■ Work instruction
Down to the last line, restate the listing below exactly.

■ Information shown
━━━━━━━━━━━━━━━━

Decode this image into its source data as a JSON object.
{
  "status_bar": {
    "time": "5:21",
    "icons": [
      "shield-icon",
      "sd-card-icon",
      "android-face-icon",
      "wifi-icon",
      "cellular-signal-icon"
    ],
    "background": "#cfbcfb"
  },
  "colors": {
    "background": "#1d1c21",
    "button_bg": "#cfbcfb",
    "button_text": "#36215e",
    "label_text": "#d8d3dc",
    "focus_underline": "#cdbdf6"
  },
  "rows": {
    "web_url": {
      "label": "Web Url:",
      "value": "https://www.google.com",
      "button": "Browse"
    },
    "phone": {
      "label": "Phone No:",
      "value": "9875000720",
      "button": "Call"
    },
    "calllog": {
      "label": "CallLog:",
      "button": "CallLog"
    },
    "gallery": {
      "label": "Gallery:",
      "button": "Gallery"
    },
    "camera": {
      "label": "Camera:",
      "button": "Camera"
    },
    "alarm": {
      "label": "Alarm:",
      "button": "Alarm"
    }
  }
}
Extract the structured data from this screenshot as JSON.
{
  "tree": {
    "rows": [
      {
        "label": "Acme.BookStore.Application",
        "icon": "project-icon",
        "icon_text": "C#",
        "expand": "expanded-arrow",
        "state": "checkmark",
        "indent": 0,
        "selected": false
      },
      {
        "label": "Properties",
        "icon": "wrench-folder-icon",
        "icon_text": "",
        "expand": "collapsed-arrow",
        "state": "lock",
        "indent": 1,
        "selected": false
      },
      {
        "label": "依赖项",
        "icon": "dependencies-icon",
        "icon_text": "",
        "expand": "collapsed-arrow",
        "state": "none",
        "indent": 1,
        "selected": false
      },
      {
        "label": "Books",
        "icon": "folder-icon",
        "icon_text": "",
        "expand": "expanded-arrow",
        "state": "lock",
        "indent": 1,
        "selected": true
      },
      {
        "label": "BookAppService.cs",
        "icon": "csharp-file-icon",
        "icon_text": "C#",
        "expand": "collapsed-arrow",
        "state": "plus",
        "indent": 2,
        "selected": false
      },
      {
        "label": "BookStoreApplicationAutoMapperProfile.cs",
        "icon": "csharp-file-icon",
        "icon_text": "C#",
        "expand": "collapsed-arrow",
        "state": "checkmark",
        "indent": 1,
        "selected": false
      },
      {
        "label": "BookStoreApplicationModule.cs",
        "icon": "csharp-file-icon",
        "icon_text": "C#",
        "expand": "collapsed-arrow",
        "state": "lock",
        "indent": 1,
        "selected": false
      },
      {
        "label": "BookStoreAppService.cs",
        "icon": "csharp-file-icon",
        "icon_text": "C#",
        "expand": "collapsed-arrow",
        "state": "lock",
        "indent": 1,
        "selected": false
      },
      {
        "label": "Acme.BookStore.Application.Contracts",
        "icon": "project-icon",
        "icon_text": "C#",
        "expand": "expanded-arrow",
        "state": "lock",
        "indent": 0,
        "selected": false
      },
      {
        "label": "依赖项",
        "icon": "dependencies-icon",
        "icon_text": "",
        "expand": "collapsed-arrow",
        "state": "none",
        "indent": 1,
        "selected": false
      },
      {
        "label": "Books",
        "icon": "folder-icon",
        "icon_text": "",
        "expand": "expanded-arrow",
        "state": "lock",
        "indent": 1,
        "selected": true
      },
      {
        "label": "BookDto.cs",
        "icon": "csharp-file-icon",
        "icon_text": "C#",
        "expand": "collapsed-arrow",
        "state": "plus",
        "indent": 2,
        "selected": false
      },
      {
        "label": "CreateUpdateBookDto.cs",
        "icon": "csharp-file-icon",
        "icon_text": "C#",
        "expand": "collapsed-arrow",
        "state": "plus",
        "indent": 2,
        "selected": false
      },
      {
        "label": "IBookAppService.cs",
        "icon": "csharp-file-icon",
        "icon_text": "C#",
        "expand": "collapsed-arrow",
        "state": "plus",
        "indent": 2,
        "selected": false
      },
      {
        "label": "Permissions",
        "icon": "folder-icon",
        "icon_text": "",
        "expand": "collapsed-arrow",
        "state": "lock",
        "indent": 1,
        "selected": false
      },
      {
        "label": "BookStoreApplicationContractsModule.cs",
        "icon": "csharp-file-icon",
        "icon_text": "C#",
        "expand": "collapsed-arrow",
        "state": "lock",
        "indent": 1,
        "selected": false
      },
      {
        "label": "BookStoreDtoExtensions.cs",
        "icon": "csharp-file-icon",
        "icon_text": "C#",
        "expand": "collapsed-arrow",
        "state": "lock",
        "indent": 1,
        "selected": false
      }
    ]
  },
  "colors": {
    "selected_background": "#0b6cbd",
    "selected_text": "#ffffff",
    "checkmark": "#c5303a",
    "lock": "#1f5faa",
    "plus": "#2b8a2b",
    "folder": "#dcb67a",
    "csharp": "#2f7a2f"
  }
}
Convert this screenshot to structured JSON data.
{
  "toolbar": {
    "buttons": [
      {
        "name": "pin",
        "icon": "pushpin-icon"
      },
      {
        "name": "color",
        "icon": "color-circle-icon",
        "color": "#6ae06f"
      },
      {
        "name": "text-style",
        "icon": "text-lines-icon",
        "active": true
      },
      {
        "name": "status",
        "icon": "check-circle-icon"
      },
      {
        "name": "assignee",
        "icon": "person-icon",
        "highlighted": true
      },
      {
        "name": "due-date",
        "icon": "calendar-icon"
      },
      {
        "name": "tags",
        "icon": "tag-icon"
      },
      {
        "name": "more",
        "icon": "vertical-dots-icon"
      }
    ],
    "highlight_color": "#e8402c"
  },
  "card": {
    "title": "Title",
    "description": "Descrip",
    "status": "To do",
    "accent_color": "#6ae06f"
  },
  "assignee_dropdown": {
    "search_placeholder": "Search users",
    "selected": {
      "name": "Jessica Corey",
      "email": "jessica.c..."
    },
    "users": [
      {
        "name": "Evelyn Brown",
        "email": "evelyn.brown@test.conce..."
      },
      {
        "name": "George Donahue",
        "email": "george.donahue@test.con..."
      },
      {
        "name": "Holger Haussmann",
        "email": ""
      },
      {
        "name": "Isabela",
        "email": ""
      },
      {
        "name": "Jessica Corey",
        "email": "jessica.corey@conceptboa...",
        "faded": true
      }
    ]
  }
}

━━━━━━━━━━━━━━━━

■ Answer box
Decode this image into its source data as a JSON object.
{
  "status_bar": {
    "time": "5:21",
    "icons": [
      "shield-icon",
      "sd-card-icon",
      "android-face-icon",
      "wifi-icon",
      "cellular-signal-icon"
    ],
    "background": "#cfbcfb"
  },
  "colors": {
    "background": "#1d1c21",
    "button_bg": "#cfbcfb",
    "button_text": "#36215e",
    "label_text": "#d8d3dc",
    "focus_underline": "#cdbdf6"
  },
  "rows": {
    "web_url": {
      "label": "Web Url:",
      "value": "https://www.google.com",
      "button": "Browse"
    },
    "phone": {
      "label": "Phone No:",
      "value": "9875000720",
      "button": "Call"
    },
    "calllog": {
      "label": "CallLog:",
      "button": "CallLog"
    },
    "gallery": {
      "label": "Gallery:",
      "button": "Gallery"
    },
    "camera": {
      "label": "Camera:",
      "button": "Camera"
    },
    "alarm": {
      "label": "Alarm:",
      "button": "Alarm"
    }
  }
}
Extract the structured data from this screenshot as JSON.
{
  "tree": {
    "rows": [
      {
        "label": "Acme.BookStore.Application",
        "icon": "project-icon",
        "icon_text": "C#",
        "expand": "expanded-arrow",
        "state": "checkmark",
        "indent": 0,
        "selected": false
      },
      {
        "label": "Properties",
        "icon": "wrench-folder-icon",
        "icon_text": "",
        "expand": "collapsed-arrow",
        "state": "lock",
        "indent": 1,
        "selected": false
      },
      {
        "label": "依赖项",
        "icon": "dependencies-icon",
        "icon_text": "",
        "expand": "collapsed-arrow",
        "state": "none",
        "indent": 1,
        "selected": false
      },
      {
        "label": "Books",
        "icon": "folder-icon",
        "icon_text": "",
        "expand": "expanded-arrow",
        "state": "lock",
        "indent": 1,
        "selected": true
      },
      {
        "label": "BookAppService.cs",
        "icon": "csharp-file-icon",
        "icon_text": "C#",
        "expand": "collapsed-arrow",
        "state": "plus",
        "indent": 2,
        "selected": false
      },
      {
        "label": "BookStoreApplicationAutoMapperProfile.cs",
        "icon": "csharp-file-icon",
        "icon_text": "C#",
        "expand": "collapsed-arrow",
        "state": "checkmark",
        "indent": 1,
        "selected": false
      },
      {
        "label": "BookStoreApplicationModule.cs",
        "icon": "csharp-file-icon",
        "icon_text": "C#",
        "expand": "collapsed-arrow",
        "state": "lock",
        "indent": 1,
        "selected": false
      },
      {
        "label": "BookStoreAppService.cs",
        "icon": "csharp-file-icon",
        "icon_text": "C#",
        "expand": "collapsed-arrow",
        "state": "lock",
        "indent": 1,
        "selected": false
      },
      {
        "label": "Acme.BookStore.Application.Contracts",
        "icon": "project-icon",
        "icon_text": "C#",
        "expand": "expanded-arrow",
        "state": "lock",
        "indent": 0,
        "selected": false
      },
      {
        "label": "依赖项",
        "icon": "dependencies-icon",
        "icon_text": "",
        "expand": "collapsed-arrow",
        "state": "none",
        "indent": 1,
        "selected": false
      },
      {
        "label": "Books",
        "icon": "folder-icon",
        "icon_text": "",
        "expand": "expanded-arrow",
        "state": "lock",
        "indent": 1,
        "selected": true
      },
      {
        "label": "BookDto.cs",
        "icon": "csharp-file-icon",
        "icon_text": "C#",
        "expand": "collapsed-arrow",
        "state": "plus",
        "indent": 2,
        "selected": false
      },
      {
        "label": "CreateUpdateBookDto.cs",
        "icon": "csharp-file-icon",
        "icon_text": "C#",
        "expand": "collapsed-arrow",
        "state": "plus",
        "indent": 2,
        "selected": false
      },
      {
        "label": "IBookAppService.cs",
        "icon": "csharp-file-icon",
        "icon_text": "C#",
        "expand": "collapsed-arrow",
        "state": "plus",
        "indent": 2,
        "selected": false
      },
      {
        "label": "Permissions",
        "icon": "folder-icon",
        "icon_text": "",
        "expand": "collapsed-arrow",
        "state": "lock",
        "indent": 1,
        "selected": false
      },
      {
        "label": "BookStoreApplicationContractsModule.cs",
        "icon": "csharp-file-icon",
        "icon_text": "C#",
        "expand": "collapsed-arrow",
        "state": "lock",
        "indent": 1,
        "selected": false
      },
      {
        "label": "BookStoreDtoExtensions.cs",
        "icon": "csharp-file-icon",
        "icon_text": "C#",
        "expand": "collapsed-arrow",
        "state": "lock",
        "indent": 1,
        "selected": false
      }
    ]
  },
  "colors": {
    "selected_background": "#0b6cbd",
    "selected_text": "#ffffff",
    "checkmark": "#c5303a",
    "lock": "#1f5faa",
    "plus": "#2b8a2b",
    "folder": "#dcb67a",
    "csharp": "#2f7a2f"
  }
}
Convert this screenshot to structured JSON data.
{
  "toolbar": {
    "buttons": [
      {
        "name": "pin",
        "icon": "pushpin-icon"
      },
      {
        "name": "color",
        "icon": "color-circle-icon",
        "color": "#6ae06f"
      },
      {
        "name": "text-style",
        "icon": "text-lines-icon",
        "active": true
      },
      {
        "name": "status",
        "icon": "check-circle-icon"
      },
      {
        "name": "assignee",
        "icon": "person-icon",
        "highlighted": true
      },
      {
        "name": "due-date",
        "icon": "calendar-icon"
      },
      {
        "name": "tags",
        "icon": "tag-icon"
      },
      {
        "name": "more",
        "icon": "vertical-dots-icon"
      }
    ],
    "highlight_color": "#e8402c"
  },
  "card": {
    "title": "Title",
    "description": "Descrip",
    "status": "To do",
    "accent_color": "#6ae06f"
  },
  "assignee_dropdown": {
    "search_placeholder": "Search users",
    "selected": {
      "name": "Jessica Corey",
      "email": "jessica.c..."
    },
    "users": [
      {
        "name": "Evelyn Brown",
        "email": "evelyn.brown@test.conce..."
      },
      {
        "name": "George Donahue",
        "email": "george.donahue@test.con..."
      },
      {
        "name": "Holger Haussmann",
        "email": ""
      },
      {
        "name": "Isabela",
        "email": ""
      },
      {
        "name": "Jessica Corey",
        "email": "jessica.corey@conceptboa...",
        "faded": true
      }
    ]
  }
}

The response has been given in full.